* Company raises cashflow forecasts
* Shares up nearly 3 percent (Recasts, adds details, investor comment, shares)
LONDON, Nov 28 (Reuters) - Royal Dutch Shell will return to paying pure cash dividends and step up its investment in cleaner energy as it turns a corner after more than two years of cost cuts and disposals prompted by weak oil prices.
Shell Chief Executive Officer Ben van Beurden sought to strike a balance between reassuring investors it can increase returns in its core fossil fuel business during an "era of volatility" in oil prices while preparing to step up investments in renewables.
The Anglo-Dutch company said it will abolish its scrip dividend, through which investors can opt to receive dividends in shares or cash, in the fourth quarter of 2017.
The scheme was introduced in early 2015 to help preserve cash after oil prices fell by more than half from over $100 a barrel and the company bought BG Group in a $54 billion deal.
Shell's shares were trading 2.8 percent higher at 1020 GMT, compared with a 1.1 percent increase in the broader European energy index.
BP had pipped its rivals when announcing last month that it would resume share buybacks in the fourth quarter in order to offset the dilutive effect of the scrip dividend. Norway's Statoil has also eliminated its scrip dividend.
Simon Gergel, UK Chief Investment Officer at Allianz Global Investors welcomed the removal of scrip dividend "which reflects their improving cash generation profile."
BUYBACKS ON AGENDA
With lower debt, oil prices above $60 a barrel and progress in asset sales, pressure has mounted on Shell to remove the scrip and launch a share buyback program.
Shell's dividend payouts in the 12 months to September amounted to $15 billion, with scrip accounting for around a quarter.
In a strategy update, the company reiterated its plans to buy back $25 billion of shares between 2017 and 2020 in order to offset the dilutive effect of the scrip and its acquisition of BG Group. It did not specify a time to start the program.
Shell also raised its cash flow outlook to $30 billion from $25 billion by 2020, assuming an oil price of $60 a barrel.
Shell was able to sharply increase revenue in recent quarters thanks to deep cost cuts, thousands of layoffs and asset sales, adapting its operations to make profit at oil prices of $50 a barrel and to cover its dividend payouts.
Shell, which has bet largely on a growing demand for natural gas in the transition to cleaner energy, also set out ambitious targets to reduce its carbon footprint.
It raised planned investment in its new energies division which focuses on renewables and low carbon technologies to $1-2 billion until 2020 from the current $1 billion.
"We have to start somewhere and we have to build a platform that can participate and grow actively in further electrifying the world," van Beurden told reporters.

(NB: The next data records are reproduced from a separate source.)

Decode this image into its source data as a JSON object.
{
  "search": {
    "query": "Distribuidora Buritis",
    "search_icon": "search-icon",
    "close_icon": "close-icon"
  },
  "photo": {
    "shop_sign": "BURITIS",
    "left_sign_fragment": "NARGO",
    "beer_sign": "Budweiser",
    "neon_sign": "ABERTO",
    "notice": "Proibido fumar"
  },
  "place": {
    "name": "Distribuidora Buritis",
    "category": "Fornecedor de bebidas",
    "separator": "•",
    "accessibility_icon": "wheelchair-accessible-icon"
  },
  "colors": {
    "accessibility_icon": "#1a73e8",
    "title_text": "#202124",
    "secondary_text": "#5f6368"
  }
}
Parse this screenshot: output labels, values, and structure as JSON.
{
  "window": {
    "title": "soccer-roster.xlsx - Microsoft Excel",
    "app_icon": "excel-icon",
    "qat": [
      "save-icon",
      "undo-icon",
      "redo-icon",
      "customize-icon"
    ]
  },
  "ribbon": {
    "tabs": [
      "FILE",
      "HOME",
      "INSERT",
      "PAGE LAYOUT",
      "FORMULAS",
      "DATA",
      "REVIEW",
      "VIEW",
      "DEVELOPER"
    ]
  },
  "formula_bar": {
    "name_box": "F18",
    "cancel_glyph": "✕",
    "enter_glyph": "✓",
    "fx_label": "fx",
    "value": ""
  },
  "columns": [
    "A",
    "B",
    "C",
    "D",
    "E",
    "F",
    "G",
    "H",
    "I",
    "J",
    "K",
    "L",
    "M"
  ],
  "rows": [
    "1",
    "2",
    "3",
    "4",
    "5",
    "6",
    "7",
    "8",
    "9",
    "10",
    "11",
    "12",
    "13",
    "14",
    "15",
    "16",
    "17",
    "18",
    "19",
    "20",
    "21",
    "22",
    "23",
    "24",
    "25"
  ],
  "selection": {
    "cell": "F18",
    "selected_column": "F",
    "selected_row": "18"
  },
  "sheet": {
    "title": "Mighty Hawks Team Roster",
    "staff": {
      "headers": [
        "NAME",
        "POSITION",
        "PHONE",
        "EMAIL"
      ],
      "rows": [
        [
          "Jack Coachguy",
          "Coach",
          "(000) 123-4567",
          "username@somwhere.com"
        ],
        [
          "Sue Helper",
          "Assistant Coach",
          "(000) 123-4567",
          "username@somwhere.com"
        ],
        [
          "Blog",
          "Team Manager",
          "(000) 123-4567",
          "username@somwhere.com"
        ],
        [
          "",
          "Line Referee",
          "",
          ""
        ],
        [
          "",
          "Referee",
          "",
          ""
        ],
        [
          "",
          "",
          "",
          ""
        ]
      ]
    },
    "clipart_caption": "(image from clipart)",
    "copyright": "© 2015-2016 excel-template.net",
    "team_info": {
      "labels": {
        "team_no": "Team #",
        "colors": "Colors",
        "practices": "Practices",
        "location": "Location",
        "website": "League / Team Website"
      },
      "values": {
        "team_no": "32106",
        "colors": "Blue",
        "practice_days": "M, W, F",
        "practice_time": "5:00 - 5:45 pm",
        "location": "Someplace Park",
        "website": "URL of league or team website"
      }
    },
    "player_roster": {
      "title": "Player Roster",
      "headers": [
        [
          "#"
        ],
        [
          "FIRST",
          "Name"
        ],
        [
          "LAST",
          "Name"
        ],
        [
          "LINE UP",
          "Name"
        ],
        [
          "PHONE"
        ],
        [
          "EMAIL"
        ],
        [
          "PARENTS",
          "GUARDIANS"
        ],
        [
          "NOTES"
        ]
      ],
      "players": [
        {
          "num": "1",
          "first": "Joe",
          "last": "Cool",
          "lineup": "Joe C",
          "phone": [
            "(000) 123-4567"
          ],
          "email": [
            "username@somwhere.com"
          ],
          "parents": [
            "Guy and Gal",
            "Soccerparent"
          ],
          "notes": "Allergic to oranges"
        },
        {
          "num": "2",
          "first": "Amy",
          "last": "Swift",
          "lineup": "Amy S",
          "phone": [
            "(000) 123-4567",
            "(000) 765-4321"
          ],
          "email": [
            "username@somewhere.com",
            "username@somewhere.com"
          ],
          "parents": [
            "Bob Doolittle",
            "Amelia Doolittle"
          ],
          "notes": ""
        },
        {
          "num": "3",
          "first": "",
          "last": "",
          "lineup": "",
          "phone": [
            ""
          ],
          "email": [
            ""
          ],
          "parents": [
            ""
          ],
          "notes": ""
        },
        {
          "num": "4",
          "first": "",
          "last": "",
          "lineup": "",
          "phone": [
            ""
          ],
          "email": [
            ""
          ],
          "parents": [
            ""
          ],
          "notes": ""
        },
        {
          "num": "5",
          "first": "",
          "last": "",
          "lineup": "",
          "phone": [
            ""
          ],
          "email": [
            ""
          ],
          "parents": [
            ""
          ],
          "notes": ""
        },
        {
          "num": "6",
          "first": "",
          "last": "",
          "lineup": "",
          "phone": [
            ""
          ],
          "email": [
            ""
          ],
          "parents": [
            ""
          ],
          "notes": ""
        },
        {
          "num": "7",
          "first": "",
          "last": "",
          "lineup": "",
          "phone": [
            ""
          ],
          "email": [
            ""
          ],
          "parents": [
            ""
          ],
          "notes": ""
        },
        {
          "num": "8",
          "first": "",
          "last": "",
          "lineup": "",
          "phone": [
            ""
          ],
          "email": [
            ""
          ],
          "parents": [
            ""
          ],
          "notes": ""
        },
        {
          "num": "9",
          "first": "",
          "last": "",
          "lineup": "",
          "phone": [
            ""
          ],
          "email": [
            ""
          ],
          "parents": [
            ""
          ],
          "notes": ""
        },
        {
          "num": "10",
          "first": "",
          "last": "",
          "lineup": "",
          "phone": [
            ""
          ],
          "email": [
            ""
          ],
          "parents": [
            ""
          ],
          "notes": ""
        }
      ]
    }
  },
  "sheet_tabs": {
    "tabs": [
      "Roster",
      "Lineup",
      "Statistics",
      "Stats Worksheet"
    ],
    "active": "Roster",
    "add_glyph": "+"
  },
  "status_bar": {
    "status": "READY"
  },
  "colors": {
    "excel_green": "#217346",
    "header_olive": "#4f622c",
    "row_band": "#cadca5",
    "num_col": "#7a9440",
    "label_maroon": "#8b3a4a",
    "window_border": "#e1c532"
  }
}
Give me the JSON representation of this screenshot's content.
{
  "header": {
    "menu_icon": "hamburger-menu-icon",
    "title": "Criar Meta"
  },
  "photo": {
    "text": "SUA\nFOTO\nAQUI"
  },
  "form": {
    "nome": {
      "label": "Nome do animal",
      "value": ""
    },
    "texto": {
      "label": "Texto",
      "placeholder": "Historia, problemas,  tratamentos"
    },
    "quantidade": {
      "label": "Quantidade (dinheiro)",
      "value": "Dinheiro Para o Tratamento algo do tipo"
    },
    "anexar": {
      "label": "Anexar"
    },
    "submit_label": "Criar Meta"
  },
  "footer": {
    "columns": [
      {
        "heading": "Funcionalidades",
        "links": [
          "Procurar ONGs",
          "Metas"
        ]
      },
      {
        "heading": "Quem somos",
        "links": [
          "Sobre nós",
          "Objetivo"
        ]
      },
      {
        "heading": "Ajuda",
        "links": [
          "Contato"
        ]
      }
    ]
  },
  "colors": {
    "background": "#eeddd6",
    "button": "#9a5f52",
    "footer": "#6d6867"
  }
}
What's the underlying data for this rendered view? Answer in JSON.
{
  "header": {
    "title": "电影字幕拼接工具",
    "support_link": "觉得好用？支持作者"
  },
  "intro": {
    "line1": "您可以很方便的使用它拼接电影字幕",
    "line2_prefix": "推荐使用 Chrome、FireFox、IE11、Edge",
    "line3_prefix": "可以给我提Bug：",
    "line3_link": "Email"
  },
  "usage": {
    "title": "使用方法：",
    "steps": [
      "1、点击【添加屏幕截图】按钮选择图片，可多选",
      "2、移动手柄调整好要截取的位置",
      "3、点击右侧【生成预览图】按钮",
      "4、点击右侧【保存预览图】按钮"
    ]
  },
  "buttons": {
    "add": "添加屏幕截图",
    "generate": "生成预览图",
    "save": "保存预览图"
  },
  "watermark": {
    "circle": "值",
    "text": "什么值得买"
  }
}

The company, which has made a number of investments in electric vehicle technology in recent months, said it will aim to reduce emissions of greenhouse gases by 20 percent by 2035 and by half in 2050.
The targets will be expanded to include all of Shell's operations as well as emissions from products consumed by consumers which Shell has so far resisted, van Beurden said.
The new energies division is planned to be one of Shell's main growth engines after 2020 and generate returns of 8 to 9 percent, Chief Financial Officer Jessica Uhl said.
Shell said that its vast $30 billion asset disposal program, aimed at reducing debt following the BG Group deal, was nearly achieved one year ahead of target, with $23 billion completed, $2 billion announced and another $5 billion at an advanced stage of progress.
The company will continue divestments at a rate of $5 billion per year once the target is reached until at least 2020.
As a result of the divestments and cost savings, the company's target of reducing its debt-to-equity ratio to 20 percent was "in sight." It stood at 25.4 percent at the end of September.
Shell maintained its capital expenditure forecasts at $25 billion to $30 billion per year until the end of the decade.
(Reporting by Ron Bousso; editing by Jason Neely and Keith Weir)